I should note that a hint of appearance did appear on the BBC’s website. And, thanks to crime movies, most UK viewers know enough of the geography of New York to realise that Harlem is maybe not the most obvious place for a white-supremacist-style anti-semite to hide out. It will be revealing to see whether coverage becomes more informative – or not.

Does Trump have a case to answer?

I have not been following the Trump impeachment hooha with any great interest but I can’t fail to notice that it is dominating Sky News’s coverage today. Some might say they are doing so to distract attention from their defeat in last week’s general election but I couldn’t possibly comment.

Anyway, I would be grateful if the commentariat could help to bring me up to speed on this. For instance, does Trump have a case to answer? Has he done anything illegal and – more to the point – has he done anything wrong? Perhaps even more to the point, has he done anything that other US presidents – Obama for instance – wouldn’t do?

I can’t help but notice that people I trust have been rather quiet on this.

The Anti-Saloon League is back

“Prohibition showed bans can be good for us”, writes David Aaronovitch in the Times. Unironically. He means it. He thinks Prohibition was good and wants it back. I suppose it was ever thus; it is like the way that when the people who remember the last banking crash die the banks start crazy lending again.

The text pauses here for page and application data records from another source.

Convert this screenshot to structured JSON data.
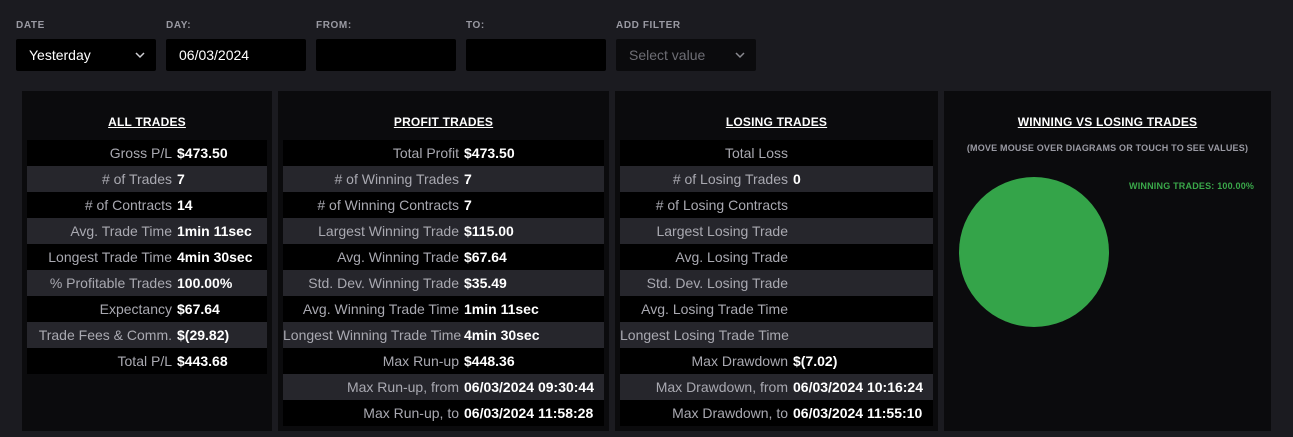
{
  "filters": {
    "date": {
      "label": "DATE",
      "value": "Yesterday"
    },
    "day": {
      "label": "DAY:",
      "value": "06/03/2024"
    },
    "from": {
      "label": "FROM:",
      "value": ""
    },
    "to": {
      "label": "TO:",
      "value": ""
    },
    "add_filter": {
      "label": "ADD FILTER",
      "placeholder": "Select value"
    }
  },
  "all_trades": {
    "title": "ALL TRADES",
    "rows": [
      {
        "label": "Gross P/L",
        "value": "$473.50"
      },
      {
        "label": "# of Trades",
        "value": "7"
      },
      {
        "label": "# of Contracts",
        "value": "14"
      },
      {
        "label": "Avg. Trade Time",
        "value": "1min 11sec"
      },
      {
        "label": "Longest Trade Time",
        "value": "4min 30sec"
      },
      {
        "label": "% Profitable Trades",
        "value": "100.00%"
      },
      {
        "label": "Expectancy",
        "value": "$67.64"
      },
      {
        "label": "Trade Fees & Comm.",
        "value": "$(29.82)"
      },
      {
        "label": "Total P/L",
        "value": "$443.68"
      }
    ]
  },
  "profit_trades": {
    "title": "PROFIT TRADES",
    "rows": [
      {
        "label": "Total Profit",
        "value": "$473.50"
      },
      {
        "label": "# of Winning Trades",
        "value": "7"
      },
      {
        "label": "# of Winning Contracts",
        "value": "7"
      },
      {
        "label": "Largest Winning Trade",
        "value": "$115.00"
      },
      {
        "label": "Avg. Winning Trade",
        "value": "$67.64"
      },
      {
        "label": "Std. Dev. Winning Trade",
        "value": "$35.49"
      },
      {
        "label": "Avg. Winning Trade Time",
        "value": "1min 11sec"
      },
      {
        "label": "Longest Winning Trade Time",
        "value": "4min 30sec"
      },
      {
        "label": "Max Run-up",
        "value": "$448.36"
      },
      {
        "label": "Max Run-up, from",
        "value": "06/03/2024 09:30:44"
      },
      {
        "label": "Max Run-up, to",
        "value": "06/03/2024 11:58:28"
      }
    ]
  },
  "losing_trades": {
    "title": "LOSING TRADES",
    "rows": [
      {
        "label": "Total Loss",
        "value": ""
      },
      {
        "label": "# of Losing Trades",
        "value": "0"
      },
      {
        "label": "# of Losing Contracts",
        "value": ""
      },
      {
        "label": "Largest Losing Trade",
        "value": ""
      },
      {
        "label": "Avg. Losing Trade",
        "value": ""
      },
      {
        "label": "Std. Dev. Losing Trade",
        "value": ""
      },
      {
        "label": "Avg. Losing Trade Time",
        "value": ""
      },
      {
        "label": "Longest Losing Trade Time",
        "value": ""
      },
      {
        "label": "Max Drawdown",
        "value": "$(7.02)"
      },
      {
        "label": "Max Drawdown, from",
        "value": "06/03/2024 10:16:24"
      },
      {
        "label": "Max Drawdown, to",
        "value": "06/03/2024 11:55:10"
      }
    ]
  },
  "winning_vs_losing": {
    "title": "WINNING VS LOSING TRADES",
    "subtitle": "(MOVE MOUSE OVER DIAGRAMS OR TOUCH TO SEE VALUES)",
    "legend": "WINNING TRADES: 100.00%"
  },
  "chart_data": {
    "type": "pie",
    "title": "WINNING VS LOSING TRADES",
    "slices": [
      {
        "name": "WINNING TRADES",
        "value": 100.0,
        "color": "#34a449"
      }
    ]
  },
  "colors": {
    "background": "#1b1b20",
    "panel": "#0b0b0d",
    "row_alt": "#26262c",
    "win_green": "#34a449"
  }
}
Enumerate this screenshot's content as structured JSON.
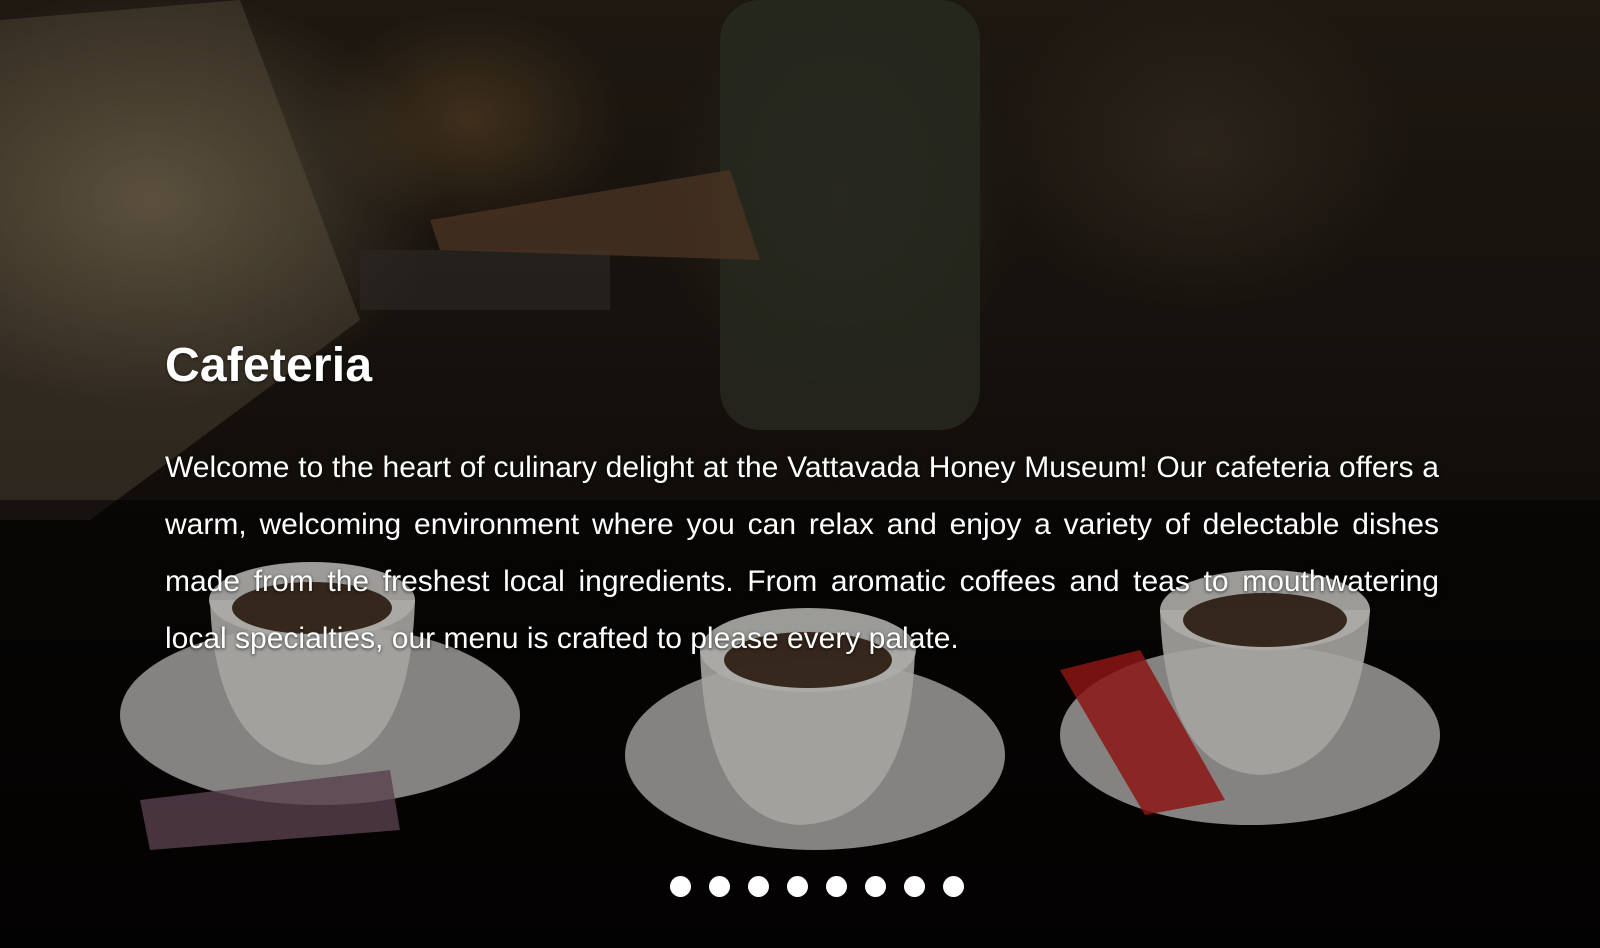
{
  "slide": {
    "title": "Cafeteria",
    "description": "Welcome to the heart of culinary delight at the Vattavada Honey Museum! Our cafeteria offers a warm, welcoming environment where you can relax and enjoy a variety of delectable dishes made from the freshest local ingredients. From aromatic coffees and teas to mouthwatering local specialties, our menu is crafted to please every palate."
  },
  "pagination": {
    "dot_count": 8
  },
  "colors": {
    "text": "#ffffff",
    "dot": "#ffffff"
  }
}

Mr Aaronovitch writes,

Your mental charge sheet against prohibition may well include the accusation that it didn’t get rid of drinking but sent it underground; that the resulting appetite for “bootlegged” liquor led to the rise of organised criminal syndicates, Al Capone, the mob and the St Valentine’s Day massacre; that it helped to make corrupt hypocrites out of public servants; that the rich were able to indulge while the poor were criminalised.

Why yes, it does.

And after just a few years the Americans saw what a disaster it was and repealed it. It may not improve your view of it to know that the Ku Klux Klan were very much in favour of prohibition.

That does not surprise me.

Strangely though, the one question that almost no one seems to ask of this epic public health measure is whether or not it actually improved public health. Yet it doesn’t take much digging into the available statistics to discover that it did — quite a lot, in fact.

Excessive alcohol consumption is linked to all kinds of adverse health conditions. The most obvious is alcoholic cirrhosis (or scarring) of the liver. In 1911 the death rate for cirrhosis among American men was nearly 30 per 100,000. By 1929 that had been reduced by more than 30 per cent. Registered admissions to mental hospitals for psychosis linked to alcohol more than halved. Even by 1933, when Volstead was revoked, alcohol consumption had gone down by a third since pre-prohibition. Whatever Mark Twain may have written, prohibition saved many, many lives.

The commenters made several good points to contradict that assertion. Some pointed out that in the same period alcohol consumption also went down other countries, including the UK, where alcohol continued to be legal. Bryan Dale said, “If prohibition reduced alcohol consumption by a third that can hardly be called a success. It was supposed to eliminate it entirely after all. With 2/3 as much alcohol being illegally consumed as had been done legally before prohibition, the impact on respect for the law must have been dreadful.” Others described well-stocked drinks cabinets in modern Saudi Arabia, or the way that the type of alcohol consumed shifts from beer to spirits when it must be sold and transported illegally.

I expect readers of this site can supply many other historical and factual arguments. All I will say is that there is a void at the heart of the passage I quoted above. Mr Aaronovitch never even questions the assumption that it is for him and people like him to decide what other human beings may or may not put in their own bodies.